How Do You Integrate Email as Part of Your Cloud Infrastructure?
Let’s suppose that you are using Evernote to keep track of your projects (notes, images, etc.), but your primary method of communication in your company is via email. Since you’re the only team member using Evernote, you have one major problem: noone on your team will ever understand your point of view because they’ll never adequately know what you’re thinking.
You have one of 2 options:
A lot of startups and SMBs are hiring external contractors who have large files to deliver, but contractors face 2 major hurdles:
The rise of a mobile workforce is showing no signs of slowing down. The BYOD movement (“bring your own device” movement) is a direct result of employers hiring mobile workforces. With over 96 million mobile workers, and numbers expecting to topple 105 million by 2020, the benefits of mobile productivity is far too great to ignore.
Mobile use enhances productivity and efficiency in the workplace, but there are still a few challenges that have yet to be resolved.
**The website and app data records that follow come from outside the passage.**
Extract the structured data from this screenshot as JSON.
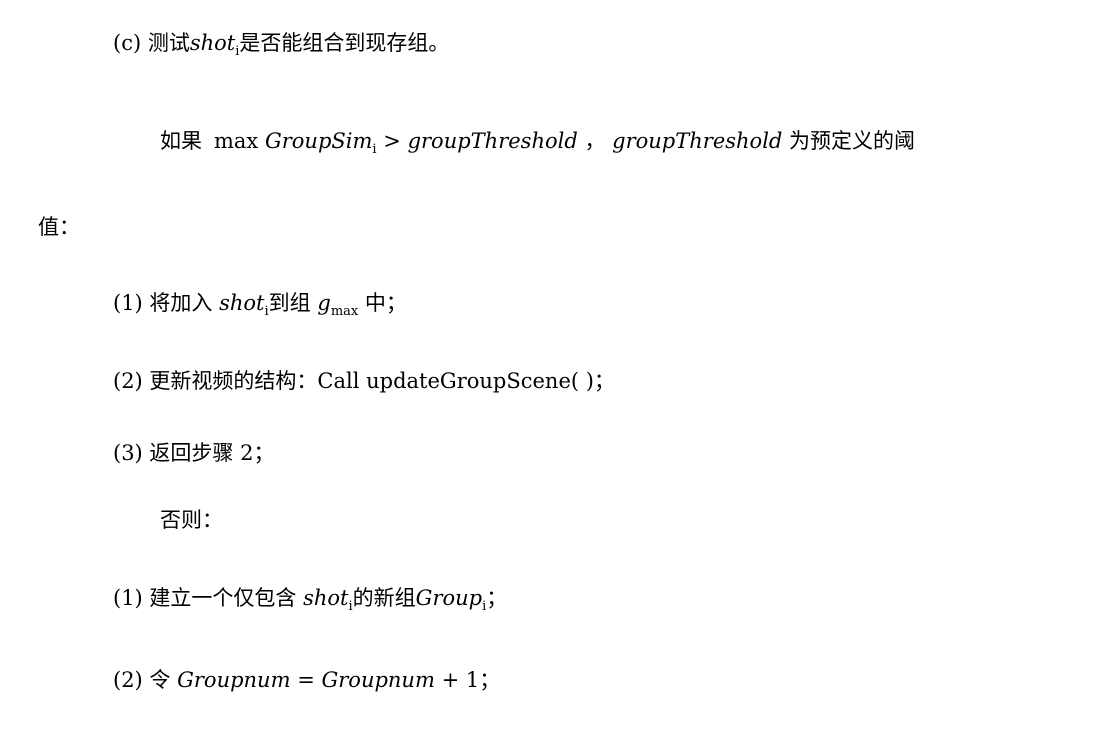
{
  "lines": {
    "step_c": {
      "prefix": "(c) 测试",
      "var": "shot",
      "sub": "i",
      "suffix": "是否能组合到现存组。"
    },
    "condition": {
      "prefix": "如果",
      "op_max": "max",
      "var": "GroupSim",
      "sub": "i",
      "gt": ">",
      "threshold": "groupThreshold",
      "comma": "，",
      "threshold2": "groupThreshold",
      "suffix": "为预定义的阈"
    },
    "condition_cont": "值：",
    "then_1": {
      "prefix": "(1) 将加入",
      "var": "shot",
      "sub": "i",
      "mid": "到组",
      "g": "g",
      "gsub": "max",
      "suffix": "中；"
    },
    "then_2": "(2) 更新视频的结构：Call updateGroupScene( )；",
    "then_3": "(3) 返回步骤 2；",
    "else": "否则：",
    "else_1": {
      "prefix": "(1) 建立一个仅包含",
      "var": "shot",
      "sub": "i",
      "mid": "的新组",
      "var2": "Group",
      "sub2": "i",
      "suffix": "；"
    },
    "else_2": {
      "prefix": "(2) 令",
      "var": "Groupnum",
      "eq": "=",
      "var2": "Groupnum",
      "plus": "+ 1",
      "suffix": "；"
    }
  }
}
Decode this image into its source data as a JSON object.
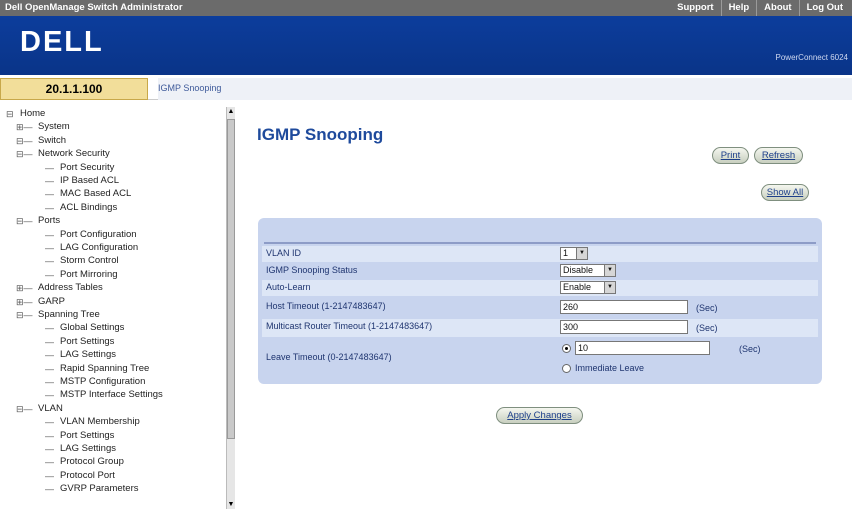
{
  "header": {
    "app_title": "Dell OpenManage Switch Administrator",
    "links": [
      "Support",
      "Help",
      "About",
      "Log Out"
    ],
    "logo": "DELL",
    "product": "PowerConnect 6024"
  },
  "device": {
    "ip": "20.1.1.100",
    "breadcrumb": "IGMP Snooping"
  },
  "tree": {
    "items": [
      {
        "label": "Home",
        "depth": 0
      },
      {
        "label": "System",
        "depth": 1
      },
      {
        "label": "Switch",
        "depth": 1
      },
      {
        "label": "Network Security",
        "depth": 2
      },
      {
        "label": "Port Security",
        "depth": 3
      },
      {
        "label": "IP Based ACL",
        "depth": 3
      },
      {
        "label": "MAC Based ACL",
        "depth": 3
      },
      {
        "label": "ACL Bindings",
        "depth": 3
      },
      {
        "label": "Ports",
        "depth": 2
      },
      {
        "label": "Port Configuration",
        "depth": 3
      },
      {
        "label": "LAG Configuration",
        "depth": 3
      },
      {
        "label": "Storm Control",
        "depth": 3
      },
      {
        "label": "Port Mirroring",
        "depth": 3
      },
      {
        "label": "Address Tables",
        "depth": 2
      },
      {
        "label": "GARP",
        "depth": 2
      },
      {
        "label": "Spanning Tree",
        "depth": 2
      },
      {
        "label": "Global Settings",
        "depth": 3
      },
      {
        "label": "Port Settings",
        "depth": 3
      },
      {
        "label": "LAG Settings",
        "depth": 3
      },
      {
        "label": "Rapid Spanning Tree",
        "depth": 3
      },
      {
        "label": "MSTP Configuration",
        "depth": 3
      },
      {
        "label": "MSTP Interface Settings",
        "depth": 3
      },
      {
        "label": "VLAN",
        "depth": 2
      },
      {
        "label": "VLAN Membership",
        "depth": 3
      },
      {
        "label": "Port Settings",
        "depth": 3
      },
      {
        "label": "LAG Settings",
        "depth": 3
      },
      {
        "label": "Protocol Group",
        "depth": 3
      },
      {
        "label": "Protocol Port",
        "depth": 3
      },
      {
        "label": "GVRP Parameters",
        "depth": 3
      }
    ]
  },
  "main": {
    "title": "IGMP Snooping",
    "print_label": "Print",
    "refresh_label": "Refresh",
    "show_all_label": "Show All",
    "apply_label": "Apply Changes"
  },
  "form": {
    "vlan_id_label": "VLAN ID",
    "vlan_id_value": "1",
    "snooping_status_label": "IGMP Snooping Status",
    "snooping_status_value": "Disable",
    "auto_learn_label": "Auto-Learn",
    "auto_learn_value": "Enable",
    "host_timeout_label": "Host Timeout (1-2147483647)",
    "host_timeout_value": "260",
    "router_timeout_label": "Multicast Router Timeout (1-2147483647)",
    "router_timeout_value": "300",
    "leave_timeout_label": "Leave Timeout (0-2147483647)",
    "leave_timeout_value": "10",
    "immediate_leave_label": "Immediate Leave",
    "leave_timeout_selected": "custom",
    "unit": "(Sec)"
  },
  "colors": {
    "title_bar": "#6b6b6b",
    "dell_blue": "#0c3d9c",
    "ip_box": "#f2de9a",
    "page_title": "#1e4a9c",
    "panel": "#c8d4ee",
    "row_light": "#dde6f6"
  }
}
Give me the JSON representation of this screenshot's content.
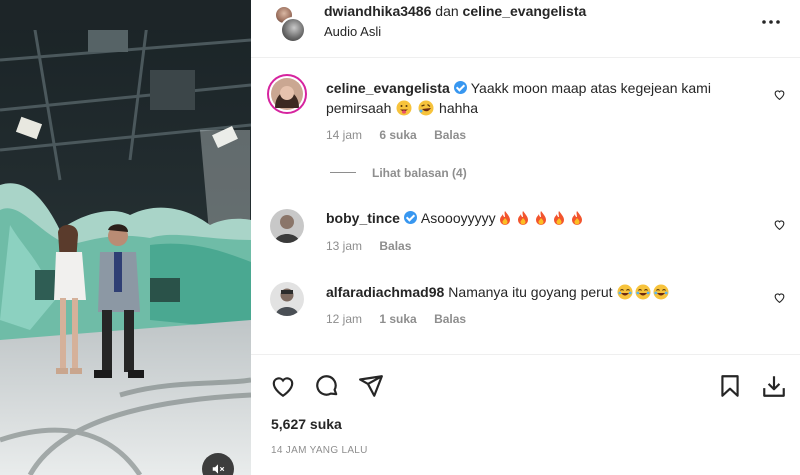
{
  "header": {
    "user1": "dwiandhika3486",
    "joiner": "dan",
    "user2": "celine_evangelista",
    "audio": "Audio Asli"
  },
  "comments": [
    {
      "username": "celine_evangelista",
      "verified": true,
      "text_before": "Yaakk moon maap atas kegejean kami pemirsaah",
      "text_after": "hahha",
      "emojis": [
        "tongue-face-emoji",
        "rolling-laughing-emoji"
      ],
      "time": "14 jam",
      "likes": "6 suka",
      "reply": "Balas",
      "view_replies": "Lihat balasan (4)"
    },
    {
      "username": "boby_tince",
      "verified": true,
      "text_before": "Asoooyyyyy",
      "emojis": [
        "fire-emoji",
        "fire-emoji",
        "fire-emoji",
        "fire-emoji",
        "fire-emoji"
      ],
      "time": "13 jam",
      "reply": "Balas"
    },
    {
      "username": "alfaradiachmad98",
      "verified": false,
      "text_before": "Namanya itu goyang perut",
      "emojis": [
        "joy-emoji",
        "joy-emoji",
        "joy-emoji"
      ],
      "time": "12 jam",
      "likes": "1 suka",
      "reply": "Balas"
    }
  ],
  "footer": {
    "likes": "5,627 suka",
    "time_ago": "14 JAM YANG LALU"
  },
  "colors": {
    "text": "#262626",
    "muted": "#8e8e8e",
    "verified": "#3897f0",
    "divider": "#efefef"
  },
  "icons": [
    "heart-icon",
    "comment-icon",
    "share-icon",
    "bookmark-icon",
    "download-icon",
    "more-icon",
    "mute-icon"
  ]
}
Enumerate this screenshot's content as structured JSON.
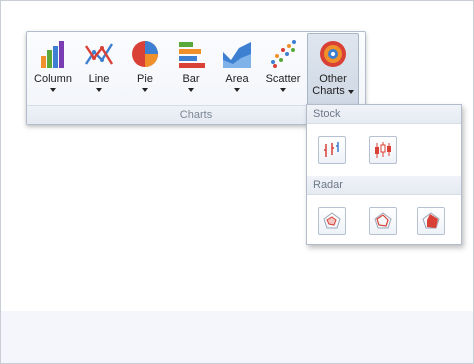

Storage issues, slow or faulty wireless data connections, and apps that don’t play well with others, are just some of the issues currently affecting mobile employee efficiency.
There are many online comparisons between Google Drive and Dropbox. The problem is that many of those articles are biased, and are light on substance. Most articles discuss either the costs of storage or the free storage space being offered, and then often attempt to recommend one service over the other based on these two characteristics.
Cloud storage platforms such as Google Drive and Dropbox are so much more than just cloud storage. Prices are already very competitive, so price shouldn’t be a factor when deciding upon a solution that will store all of your company assets. Does it really matter if one solution is a few dollars per month more than the other, especially if one of the solutions doesn’t completely meet your company’s storage needs?
If storage for your company data is less important than $5 per employee per month, then stop reading this blog post right now. If you want to know the real differences between Google Drive and Dropbox, take the blue pill:
It’s important to understand that there is no clear winner between the two services. Each cloud service has different features that target different audiences. In this article, we will compare the following features of both cloud services:
Small businesses love the cloud. Actually, 87% of all small businesses already adopted some form of operating in the cloud, using a variety of cloud services and apps for many company tasks including: email, storage, calendars, and billing and invoicing.
When it comes to cloud storage, there are many services that claim to be the best, but two of the most popular choices are Dropbox for Business and Google Drive. Let’s examine why.
Ever wonder why top companies like EMC, JC Penney, and Gartner integrate all their cloud apps?
Here are the top 5 reasons to consider implementing a cloud platform integration:
Just follow these 5 simple steps, and you’ll be up and running.
Evernote never stops trying to make everyone’s life easier. With over 100 million users, Evernote wants to be the home of things you need to remember.
That’s great for Evernote users, but what about Microsoft OneNote users, Google Docs, or Slack users? Sure, each have different features, but they’re all trying to be the home of our cloud-based memory. Some integration is possible, but there’s a limit to how many online accounts people will use. Interestingly, 85% of smartphone users use apps, but only 5 apps experience heavy traffic.